Some Hamilton County Commissioners Support The Chattanooga Chamber’s Claims That The Area Is Systemically Racist; While Others Say The Area Is Not Racist, Does Not Need To Be Remedied And That The Chamber Has No Business Being Involved In Political And Racial Issues.
Photo: Christy Gillenwater, Chattanooga Chamber President and CEO speaks at the Hamilton County Budget Hearing, Fiscal Year 2022.
Photo Credit: HamiltonCountyTN / YouTube
Published May 14, 2021
The Tennessee Conservative Staff –
Hamilton County, TN – On March 12th, Christy Gillenwater, Chattanooga Chamber President and CEO presented the ‘Chattanooga Climbs’ funding proposal for Fiscal Year 2022 to the Hamilton County Commission and Mayor Jim Coppinger.
After her presentation, District 8 Commissioner Tim Boyd’s sought answers as to why the Chamber is “getting involved in political and racial issues”.
A heated conversation between Boyd and District 4 Commissioner Warren Mackey followed.
As the conversation continued, the floor was turned over to the other Commissioners for comments and questions.
District 7 Commissioner Sabrena Smedley stating her belief that the area is not racist and that she does not see a problem with the area that needs to be remedied.
“I was born here, raised here, I have two businesses, I raised my kids here, I plan on staying here so I just want to speak for this area. I’m very proud of Hamilton County and Chattanooga and I’m very proud of the work that we do as a Commission up here.”
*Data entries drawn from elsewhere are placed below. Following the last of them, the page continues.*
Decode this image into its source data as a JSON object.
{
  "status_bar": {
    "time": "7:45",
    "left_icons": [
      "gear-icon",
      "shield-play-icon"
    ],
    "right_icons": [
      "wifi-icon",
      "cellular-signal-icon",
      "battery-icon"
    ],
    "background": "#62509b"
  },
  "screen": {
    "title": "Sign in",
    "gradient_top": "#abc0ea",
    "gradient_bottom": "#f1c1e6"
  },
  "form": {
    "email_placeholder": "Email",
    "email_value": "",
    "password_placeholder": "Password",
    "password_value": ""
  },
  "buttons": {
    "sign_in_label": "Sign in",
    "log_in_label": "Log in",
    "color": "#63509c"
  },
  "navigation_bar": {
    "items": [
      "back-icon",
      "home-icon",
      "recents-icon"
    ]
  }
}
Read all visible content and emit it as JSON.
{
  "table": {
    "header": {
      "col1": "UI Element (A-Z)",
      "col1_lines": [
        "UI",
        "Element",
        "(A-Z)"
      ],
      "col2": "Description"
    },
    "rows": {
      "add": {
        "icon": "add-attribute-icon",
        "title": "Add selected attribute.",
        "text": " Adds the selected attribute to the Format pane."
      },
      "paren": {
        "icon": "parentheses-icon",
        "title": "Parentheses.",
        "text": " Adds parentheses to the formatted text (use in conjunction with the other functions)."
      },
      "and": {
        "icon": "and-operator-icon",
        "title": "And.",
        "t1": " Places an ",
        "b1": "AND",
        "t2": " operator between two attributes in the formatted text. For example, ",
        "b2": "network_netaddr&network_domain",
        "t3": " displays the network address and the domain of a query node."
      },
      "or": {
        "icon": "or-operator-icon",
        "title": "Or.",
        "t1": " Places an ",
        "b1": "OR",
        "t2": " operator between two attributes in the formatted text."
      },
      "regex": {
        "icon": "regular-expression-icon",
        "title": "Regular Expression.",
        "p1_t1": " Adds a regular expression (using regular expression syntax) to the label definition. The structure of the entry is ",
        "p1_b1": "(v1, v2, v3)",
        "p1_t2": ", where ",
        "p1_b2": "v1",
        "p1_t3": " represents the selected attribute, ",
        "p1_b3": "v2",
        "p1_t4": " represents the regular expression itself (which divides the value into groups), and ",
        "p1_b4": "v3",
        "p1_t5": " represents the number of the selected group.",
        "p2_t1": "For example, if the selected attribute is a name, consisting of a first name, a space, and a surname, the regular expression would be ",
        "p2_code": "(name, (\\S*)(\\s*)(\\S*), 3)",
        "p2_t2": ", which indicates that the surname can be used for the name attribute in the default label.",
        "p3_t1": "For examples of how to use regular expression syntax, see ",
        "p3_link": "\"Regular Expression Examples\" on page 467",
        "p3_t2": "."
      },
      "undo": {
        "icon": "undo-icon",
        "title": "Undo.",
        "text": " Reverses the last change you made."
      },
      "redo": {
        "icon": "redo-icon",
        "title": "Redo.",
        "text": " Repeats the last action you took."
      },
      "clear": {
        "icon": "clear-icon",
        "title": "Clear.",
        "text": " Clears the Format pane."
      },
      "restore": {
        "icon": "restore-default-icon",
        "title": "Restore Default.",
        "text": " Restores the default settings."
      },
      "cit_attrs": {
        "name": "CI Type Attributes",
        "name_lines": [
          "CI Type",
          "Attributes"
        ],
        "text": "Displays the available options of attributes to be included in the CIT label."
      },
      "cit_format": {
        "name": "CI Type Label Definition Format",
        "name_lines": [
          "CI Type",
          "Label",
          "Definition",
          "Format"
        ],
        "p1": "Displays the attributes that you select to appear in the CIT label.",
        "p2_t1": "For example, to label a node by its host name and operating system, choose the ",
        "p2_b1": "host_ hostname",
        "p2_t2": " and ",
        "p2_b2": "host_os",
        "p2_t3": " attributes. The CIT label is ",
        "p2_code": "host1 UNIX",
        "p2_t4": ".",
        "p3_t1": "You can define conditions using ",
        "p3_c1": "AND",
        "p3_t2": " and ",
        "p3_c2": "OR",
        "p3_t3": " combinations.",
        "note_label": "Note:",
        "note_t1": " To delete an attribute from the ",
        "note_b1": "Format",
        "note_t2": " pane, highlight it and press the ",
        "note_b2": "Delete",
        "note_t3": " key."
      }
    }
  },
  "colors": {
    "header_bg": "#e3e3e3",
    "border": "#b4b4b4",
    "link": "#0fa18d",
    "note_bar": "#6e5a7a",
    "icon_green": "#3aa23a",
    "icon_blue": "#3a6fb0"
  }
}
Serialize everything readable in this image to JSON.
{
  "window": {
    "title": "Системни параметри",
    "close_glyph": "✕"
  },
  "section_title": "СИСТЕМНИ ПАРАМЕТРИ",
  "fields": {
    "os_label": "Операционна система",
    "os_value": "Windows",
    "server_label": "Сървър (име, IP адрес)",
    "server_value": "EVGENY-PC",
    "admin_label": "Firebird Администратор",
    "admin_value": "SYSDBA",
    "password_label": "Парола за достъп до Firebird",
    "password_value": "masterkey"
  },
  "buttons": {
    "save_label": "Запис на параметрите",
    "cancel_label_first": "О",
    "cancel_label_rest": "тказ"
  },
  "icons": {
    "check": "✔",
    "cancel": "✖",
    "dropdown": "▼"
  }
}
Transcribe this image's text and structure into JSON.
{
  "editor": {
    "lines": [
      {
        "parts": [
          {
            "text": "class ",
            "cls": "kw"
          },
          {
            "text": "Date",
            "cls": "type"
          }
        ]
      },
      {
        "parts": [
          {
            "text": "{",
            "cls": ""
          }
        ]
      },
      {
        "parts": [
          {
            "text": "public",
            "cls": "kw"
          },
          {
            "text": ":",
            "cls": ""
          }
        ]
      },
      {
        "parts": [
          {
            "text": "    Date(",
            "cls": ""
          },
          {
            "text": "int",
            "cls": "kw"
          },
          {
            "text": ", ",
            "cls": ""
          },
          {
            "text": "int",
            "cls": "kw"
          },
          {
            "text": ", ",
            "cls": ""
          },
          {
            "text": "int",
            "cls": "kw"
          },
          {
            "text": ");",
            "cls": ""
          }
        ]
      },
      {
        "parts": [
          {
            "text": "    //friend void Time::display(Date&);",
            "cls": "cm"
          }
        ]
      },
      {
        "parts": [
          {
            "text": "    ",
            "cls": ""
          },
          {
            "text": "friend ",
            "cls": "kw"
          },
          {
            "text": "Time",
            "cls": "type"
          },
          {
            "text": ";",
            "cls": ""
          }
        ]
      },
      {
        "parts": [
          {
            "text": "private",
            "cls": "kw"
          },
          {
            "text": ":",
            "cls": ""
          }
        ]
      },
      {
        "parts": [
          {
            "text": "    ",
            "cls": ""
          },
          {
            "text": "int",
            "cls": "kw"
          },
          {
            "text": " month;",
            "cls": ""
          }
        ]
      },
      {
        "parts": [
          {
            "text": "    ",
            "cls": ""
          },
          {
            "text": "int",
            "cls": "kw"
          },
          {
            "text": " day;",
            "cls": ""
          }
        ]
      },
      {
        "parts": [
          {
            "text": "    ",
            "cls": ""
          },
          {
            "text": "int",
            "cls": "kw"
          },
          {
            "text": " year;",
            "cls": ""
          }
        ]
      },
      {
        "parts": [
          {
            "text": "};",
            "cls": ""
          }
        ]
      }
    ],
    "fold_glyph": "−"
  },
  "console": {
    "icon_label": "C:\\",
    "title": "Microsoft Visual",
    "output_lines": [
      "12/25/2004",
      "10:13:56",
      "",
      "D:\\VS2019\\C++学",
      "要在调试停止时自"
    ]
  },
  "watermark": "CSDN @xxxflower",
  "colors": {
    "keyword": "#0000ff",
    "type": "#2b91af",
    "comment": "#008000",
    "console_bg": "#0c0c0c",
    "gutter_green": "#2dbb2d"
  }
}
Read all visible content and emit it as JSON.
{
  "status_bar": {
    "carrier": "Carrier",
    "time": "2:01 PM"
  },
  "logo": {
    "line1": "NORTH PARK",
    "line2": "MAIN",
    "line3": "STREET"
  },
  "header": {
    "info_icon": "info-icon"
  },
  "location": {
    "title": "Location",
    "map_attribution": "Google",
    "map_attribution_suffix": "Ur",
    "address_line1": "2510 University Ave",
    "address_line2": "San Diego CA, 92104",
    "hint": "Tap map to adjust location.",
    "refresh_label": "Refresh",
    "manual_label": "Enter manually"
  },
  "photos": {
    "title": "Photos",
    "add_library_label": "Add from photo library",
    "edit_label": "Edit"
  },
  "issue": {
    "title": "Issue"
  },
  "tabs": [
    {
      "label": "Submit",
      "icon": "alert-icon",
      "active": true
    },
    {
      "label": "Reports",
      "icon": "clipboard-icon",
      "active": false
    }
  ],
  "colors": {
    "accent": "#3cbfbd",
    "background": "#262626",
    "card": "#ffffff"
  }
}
“I’m out here every day meeting people; we have an influx of people moving into this community from other areas so we’re very, very fortunate,” Smedley said.
Smedley stated that the racial problems Gillenwater was referring to do not apply to Hamilton County and Chattanooga.
“There are employers across the country that are having a hard time finding employees and talent. You hear this every day…There’s a reason folks are fleeing other parts of the country and coming right here. They’re doing their research and their homework before they decide to uproot, move and relocate here. I just want that to be on the record. We should be very proud of our area,” Smedley said.
District 6 Commissioner Sharpe asked Gillenwater for clarification of her job role and her powers as President and CEO of the Chattanooga Chamber.
“You work for a board, right? You’re not just unilaterally making decisions and statements. So, a group of prominent business owners in our community help steer the direction of this Chamber. Is that accurate?”
Gillenwater said, “Absolutely…we have a plethora of business leaders and volunteers who are engaged in our organization.”
“We hear load and clear from our businesses, largest employers and small, talent is the number one concern for them and having an environment where they can prosper is their number one concern and everything we do levels up to that work,” Gillenwater stated.
Sharpe read from a Google Search on his phone, “Based on this 2019 data, it shows that only 60.1% of the United States is non-hispanic…white. So, almost 40% of the population are considered minorities, 12.2% black. So, for an organization that’s recruiting talent to a community, to not be intentional about who they’re recruiting…it takes 60% of our population out of our sights. I applaud you on the intentionality that’s being used there at the Chamber.”
“I know that through exit interviews and other measures that culture in a community is a large aspect, not only to recruit but to retain talent,” Sharpe concluded.
District 5 Commissioner Katherlyn Geter also commended Gillenwater for her “intentional and bold stand in terms of realizing diversity, equity and inclusion is very much needed here in Hamilton County.”
Geter asked Gillenwater, “What are employers, both those that are in Chattanooga and Hamilton County now, saying when it comes to what they need to fill their positions and what are the new ones, that you are talking to, that are attracted to coming to Hamilton County, what are they saying when it comes to diversity, the talent that they need to fill those positions?”
Gillenwater said, “We had a call with a high-growth company CEO the other week and he said, ‘We’re able to attract diverse talent to our company but what we’ve realized is that we can’t retain them and we’ve had to look internally and realize that we’re not set up the way we need to be and would you help us learn best practices?’ ”
Gillenwater stated that companies that have signed the ‘CEO Pledge for Racial Equality’ represent over 29,000 employees.
“Some have been in this work longer than others so some are more advanced and need less support but still want to be a leader and help with others. And others have said ‘Wow. We cannot attract talent that we need here, diverse talent, and we need it for innovation. We want diversity. We’re competing globally and we are not being as successful as we need to be. Please help us.’ “
Gillenwater stated that calls from companies requested support is where the idea for the pledge originated from and quoted the business owners, ‘help us lift up this work and give us a forum to be with others who also want that support.’
Gillenwater concluded by thanking the Commission for their partnership and by stating, “We agree, we have a great community. So, let’s continue to evolve and make sure we’re globally competitive every day.”